Banning Muslim vendors from temple fairDate: 06 April 2022 Tags: Miscellaneous
Ring-wing groups in Karnataka have given a call to exclude Muslim vendors from putting up stalls during temple fairs in the state.
The call to exclude them came after several Muslim shopkeepers closed their shops in response to a call given by Muslim organizations for bandh after the High Court verdict on hijab.
The move has received criticism from many groups, saying the social fabric of the state is under strain due to communal polarisation.
The state government has justified the move by citing a law made by the previous government to ban non-Hindus from having stores in temple premises.
The rule comes under the Karnataka Hindu Religious Institutions and Charitable Endowments Act, 1997.
The rule says that “No property, including land, building or sites situated near the premises shall be leased to non-Hindus.”
Temple fairs are annual celebrations of a religious place that represents the culture and traditions of specific areas.
Temple fairs are annual events to pay obeisance to the local deities in an area. They are social as well as religious events.

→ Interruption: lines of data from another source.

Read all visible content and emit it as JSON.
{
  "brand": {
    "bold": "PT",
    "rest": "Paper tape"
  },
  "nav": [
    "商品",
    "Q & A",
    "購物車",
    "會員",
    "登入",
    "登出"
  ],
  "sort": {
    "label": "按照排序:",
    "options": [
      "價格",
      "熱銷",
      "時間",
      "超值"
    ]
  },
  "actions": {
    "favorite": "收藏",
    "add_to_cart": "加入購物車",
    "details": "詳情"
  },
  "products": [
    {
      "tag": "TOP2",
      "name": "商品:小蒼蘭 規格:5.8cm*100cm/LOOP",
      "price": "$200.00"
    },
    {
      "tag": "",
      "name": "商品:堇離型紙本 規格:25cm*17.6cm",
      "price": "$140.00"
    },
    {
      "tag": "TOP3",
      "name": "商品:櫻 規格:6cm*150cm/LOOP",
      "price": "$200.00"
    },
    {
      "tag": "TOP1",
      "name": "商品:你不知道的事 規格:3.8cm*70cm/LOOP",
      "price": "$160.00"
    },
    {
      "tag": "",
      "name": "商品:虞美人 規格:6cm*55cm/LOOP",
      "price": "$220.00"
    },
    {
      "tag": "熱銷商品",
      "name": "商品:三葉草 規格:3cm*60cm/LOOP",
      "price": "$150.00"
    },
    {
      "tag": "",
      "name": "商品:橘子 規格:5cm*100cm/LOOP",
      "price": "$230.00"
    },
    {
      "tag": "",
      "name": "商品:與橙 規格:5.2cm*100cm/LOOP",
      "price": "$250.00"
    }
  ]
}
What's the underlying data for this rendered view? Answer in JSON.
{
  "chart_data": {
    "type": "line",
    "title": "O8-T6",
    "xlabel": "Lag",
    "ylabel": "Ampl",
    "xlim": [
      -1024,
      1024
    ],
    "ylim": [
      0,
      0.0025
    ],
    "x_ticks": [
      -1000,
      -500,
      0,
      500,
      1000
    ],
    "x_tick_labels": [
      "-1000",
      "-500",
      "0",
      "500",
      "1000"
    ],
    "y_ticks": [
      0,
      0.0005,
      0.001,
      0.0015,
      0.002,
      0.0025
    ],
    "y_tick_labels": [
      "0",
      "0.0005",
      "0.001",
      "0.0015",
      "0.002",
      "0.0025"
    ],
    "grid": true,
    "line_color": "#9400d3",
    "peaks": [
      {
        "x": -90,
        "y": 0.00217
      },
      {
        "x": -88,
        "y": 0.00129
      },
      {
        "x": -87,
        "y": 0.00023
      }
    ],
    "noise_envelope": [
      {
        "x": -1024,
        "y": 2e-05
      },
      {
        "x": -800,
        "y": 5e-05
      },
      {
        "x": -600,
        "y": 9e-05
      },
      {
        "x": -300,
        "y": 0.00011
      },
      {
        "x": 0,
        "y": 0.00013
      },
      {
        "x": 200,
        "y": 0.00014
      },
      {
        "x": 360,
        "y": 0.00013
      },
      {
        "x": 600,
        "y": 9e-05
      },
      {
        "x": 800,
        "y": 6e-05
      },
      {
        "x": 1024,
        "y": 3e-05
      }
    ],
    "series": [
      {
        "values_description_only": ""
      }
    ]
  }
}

Some fairs are held as per religious norms and traditions but others are mostly social gatherings with less stress on religious procedure.
Importance of temple fairs
Temple fairs act as melting pot of local culture, a place to socialise and a change for villagers from the rigours of their agricultural lives.
It provides opportunity for people living in urban places to visit their villages and connect to their roots.
Temple fairs have been the patrons of cultural events such as Kambala (cattle races), Yakshagana (dance theatre) or Bayalaata (open-air theatre).
Start of economic boycott
The economic boycott of Muslims started as a backlash after several Muslim vendors stopped buying fish from Hindu fisher folks for participating in a rally to stop illegal cow slaughter.
Several temple committees have banned Muslim vendors after a call given by right-wing groups while others have resisted it.
Economic boycott as an issue should apply to both Hindus and Muslims. The state government should step in to prevent economic boycott of both Muslims and Hindus.